Records excerpted from a collection:
- Opening Delimiter -
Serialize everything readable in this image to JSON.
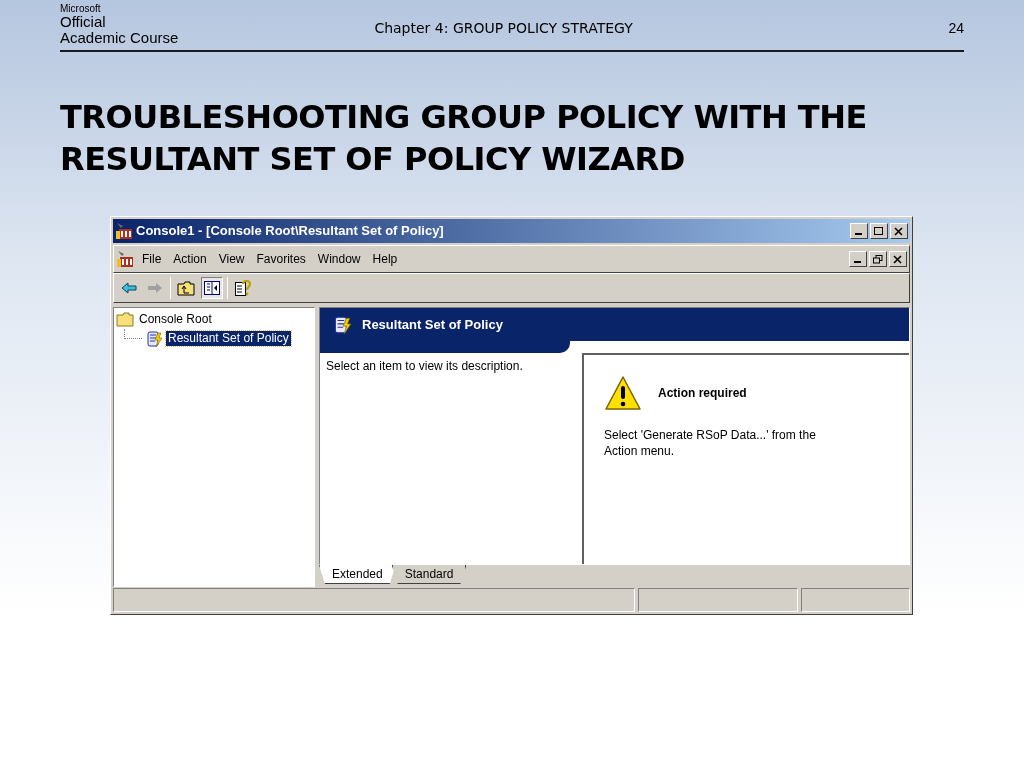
{
  "slide": {
    "logo": {
      "brand": "Microsoft",
      "line_1": "Official",
      "line_2": "Academic Course"
    },
    "chapter": "Chapter 4: GROUP POLICY STRATEGY",
    "page_number": "24",
    "title_lines": [
      "TROUBLESHOOTING GROUP POLICY WITH THE",
      "RESULTANT SET OF POLICY WIZARD"
    ]
  },
  "window": {
    "title": "Console1 - [Console Root\\Resultant Set of Policy]",
    "menu": [
      "File",
      "Action",
      "View",
      "Favorites",
      "Window",
      "Help"
    ],
    "tree": [
      {
        "label": "Console Root",
        "selected": false,
        "children": [
          {
            "label": "Resultant Set of Policy",
            "selected": true
          }
        ]
      }
    ],
    "pane_header": "Resultant Set of Policy",
    "description": "Select an item to view its description.",
    "notice": {
      "title": "Action required",
      "text": "Select 'Generate RSoP Data...' from the Action menu."
    },
    "tabs": [
      {
        "label": "Extended",
        "selected": true
      },
      {
        "label": "Standard",
        "selected": false
      }
    ]
  }
}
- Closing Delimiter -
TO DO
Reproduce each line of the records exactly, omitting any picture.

RESPONSE TO THIS EXERCISE
Serialize everything readable in this image to JSON.
{
  "slide": {
    "logo": {
      "brand": "Microsoft",
      "line_1": "Official",
      "line_2": "Academic Course"
    },
    "chapter": "Chapter 4: GROUP POLICY STRATEGY",
    "page_number": "24",
    "title_lines": [
      "TROUBLESHOOTING GROUP POLICY WITH THE",
      "RESULTANT SET OF POLICY WIZARD"
    ]
  },
  "window": {
    "title": "Console1 - [Console Root\\Resultant Set of Policy]",
    "menu": [
      "File",
      "Action",
      "View",
      "Favorites",
      "Window",
      "Help"
    ],
    "tree": [
      {
        "label": "Console Root",
        "selected": false,
        "children": [
          {
            "label": "Resultant Set of Policy",
            "selected": true
          }
        ]
      }
    ],
    "pane_header": "Resultant Set of Policy",
    "description": "Select an item to view its description.",
    "notice": {
      "title": "Action required",
      "text": "Select 'Generate RSoP Data...' from the Action menu."
    },
    "tabs": [
      {
        "label": "Extended",
        "selected": true
      },
      {
        "label": "Standard",
        "selected": false
      }
    ]
  }
}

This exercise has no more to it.